The Johnson Amendment protects the integrity of tax-exempt organizations, including houses of worship, by ensuring they do not endorse or oppose candidates. Americans do not want our charities and houses of worship to be torn apart by partisan campaign politics.
Charities and Houses of Worship are tax free because they work for the common good, not so they can Support political candidates.
If we repeal or weaken the Johnson Amendment, taxpayers would essentially be forced to subsidize the political campaign activities of churches and other non-profits. Changing the law would also incentivize donations to organizations to support political candidates when the whole purpose of the tax-exemption is to support work that serves the community.
The repeal or weakening of current law would dismantle the non-profit structure as we know it and fundamentally change the character of tax-exempt organizations.
Political parties and candidates seeking power shouldn’t Be Allowed To use our churches and charities as political campaign tools.

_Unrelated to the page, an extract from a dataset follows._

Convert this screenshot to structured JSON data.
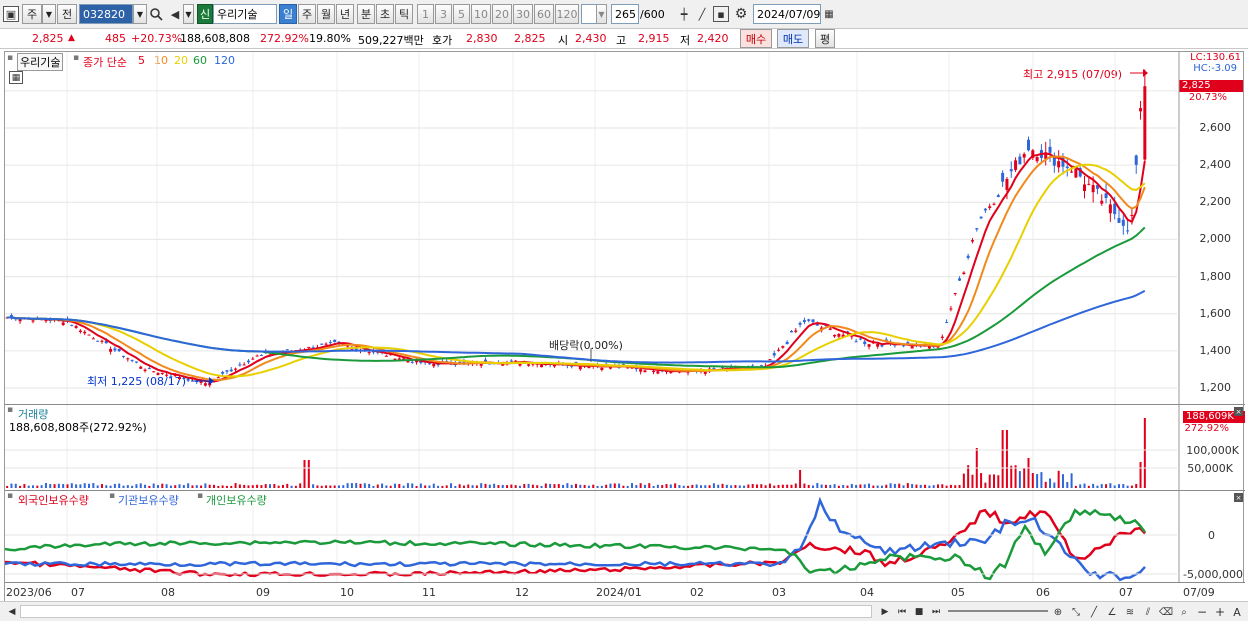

Current law ensures that sanctuaries remain sacred and houses of worship focus on fostering community and performing good works. This also applies to secular non-profit organizations, who without the pressure to shift their resources to candidates and campaigns, can focus on fulfilling their missions.
No one wants political candidates and those seeking political power to be able to use houses of worship and other charities for their own personal political gain. This is especially true when these entities are receiving special tax-exempt status.
Changing current law to encourage churches to endorse and oppose political candidates will divide congregations.
Americans do not need or want more places to be divided from one another over political candidates running for office.
Changing the law could lead to divisions within houses of worship and among congregants, as they become split along party lines. It could also pit houses of worship against each other.
Changing the law could also divide charities along party lines. For example, a community could see two adversarial food pantries spring up—one that is run by and funded by Republicans and only serves those who will support Republican candidates, and the other that is run by and funded by Democrats and only serves those who will support Democratic candidates.
Houses of worship and their leaders have robust free speech rights and can already speak out on political and social issues.
Houses of worship can speak out on political or social issues. For instance, houses of worship can take positions on issues of concern, lobby on legislation and endorse or oppose non-partisan referendum; host candidate forums and distribute answers to candidate questionnaires; and encourage people to vote, including through voter registration drives, and driving people to the polls.
Church leaders are absolutely free to support or endorse political candidates as private citizens or even run for office—just like any of us can.
Americans don’t want churches in the business of endorsing or opposing political parties and candidates.
Changing the law is extremely unpopular. Two different polls conducted in March 2017 (one by Independent Sector and one by PRRI) found that more than 70% of voters want to keep the Johnson Amendment in place. Sixty-two percent of Republicans and fifty-six percent of white evangelical Protestants also support current law. Read more about the recent polls.